*What you will do*
Starting at the line that holds "Extract the structured", copy every line exactly through the end of the data, and no others.

*Provided records*

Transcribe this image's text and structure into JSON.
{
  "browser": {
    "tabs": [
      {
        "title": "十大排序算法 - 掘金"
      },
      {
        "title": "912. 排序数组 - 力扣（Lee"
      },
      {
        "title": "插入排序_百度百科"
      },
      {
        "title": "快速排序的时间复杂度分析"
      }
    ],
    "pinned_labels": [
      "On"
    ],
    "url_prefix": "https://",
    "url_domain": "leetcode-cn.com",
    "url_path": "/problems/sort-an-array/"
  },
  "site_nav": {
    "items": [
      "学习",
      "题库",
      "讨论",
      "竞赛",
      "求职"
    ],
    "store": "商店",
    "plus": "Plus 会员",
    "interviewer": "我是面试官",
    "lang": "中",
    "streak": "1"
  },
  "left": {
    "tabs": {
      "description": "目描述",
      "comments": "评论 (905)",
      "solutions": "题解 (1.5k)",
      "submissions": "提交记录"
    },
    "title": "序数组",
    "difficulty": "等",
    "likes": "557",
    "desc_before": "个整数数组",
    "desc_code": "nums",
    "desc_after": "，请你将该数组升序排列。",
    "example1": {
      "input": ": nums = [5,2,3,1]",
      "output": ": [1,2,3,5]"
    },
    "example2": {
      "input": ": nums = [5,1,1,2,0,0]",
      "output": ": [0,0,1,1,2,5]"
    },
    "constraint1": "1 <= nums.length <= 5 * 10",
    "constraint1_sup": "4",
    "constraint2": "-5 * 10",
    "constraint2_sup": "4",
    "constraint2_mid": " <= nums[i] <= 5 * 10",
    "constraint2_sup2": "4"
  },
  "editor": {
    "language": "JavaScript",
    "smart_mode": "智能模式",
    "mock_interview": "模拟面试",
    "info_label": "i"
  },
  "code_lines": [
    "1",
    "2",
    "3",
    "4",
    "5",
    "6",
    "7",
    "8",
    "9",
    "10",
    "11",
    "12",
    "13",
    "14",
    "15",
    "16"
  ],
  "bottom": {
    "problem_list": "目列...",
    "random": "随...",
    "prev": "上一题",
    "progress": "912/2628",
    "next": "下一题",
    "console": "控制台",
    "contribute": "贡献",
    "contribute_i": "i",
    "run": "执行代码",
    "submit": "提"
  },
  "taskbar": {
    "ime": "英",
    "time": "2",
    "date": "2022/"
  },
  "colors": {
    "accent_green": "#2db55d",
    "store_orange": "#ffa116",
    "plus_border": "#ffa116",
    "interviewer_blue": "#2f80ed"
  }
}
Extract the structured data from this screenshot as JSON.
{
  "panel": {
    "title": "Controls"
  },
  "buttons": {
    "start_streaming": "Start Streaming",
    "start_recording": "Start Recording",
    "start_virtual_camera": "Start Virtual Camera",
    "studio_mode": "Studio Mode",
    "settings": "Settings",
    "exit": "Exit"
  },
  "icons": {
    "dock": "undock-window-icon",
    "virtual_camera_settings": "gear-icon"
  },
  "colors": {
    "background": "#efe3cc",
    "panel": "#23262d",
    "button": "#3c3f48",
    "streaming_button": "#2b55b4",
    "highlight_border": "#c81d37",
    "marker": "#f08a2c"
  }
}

*Answer to this task*
Extract the structured data from this screenshot as JSON.
{
  "panel": {
    "title": "Controls"
  },
  "buttons": {
    "start_streaming": "Start Streaming",
    "start_recording": "Start Recording",
    "start_virtual_camera": "Start Virtual Camera",
    "studio_mode": "Studio Mode",
    "settings": "Settings",
    "exit": "Exit"
  },
  "icons": {
    "dock": "undock-window-icon",
    "virtual_camera_settings": "gear-icon"
  },
  "colors": {
    "background": "#efe3cc",
    "panel": "#23262d",
    "button": "#3c3f48",
    "streaming_button": "#2b55b4",
    "highlight_border": "#c81d37",
    "marker": "#f08a2c"
  }
}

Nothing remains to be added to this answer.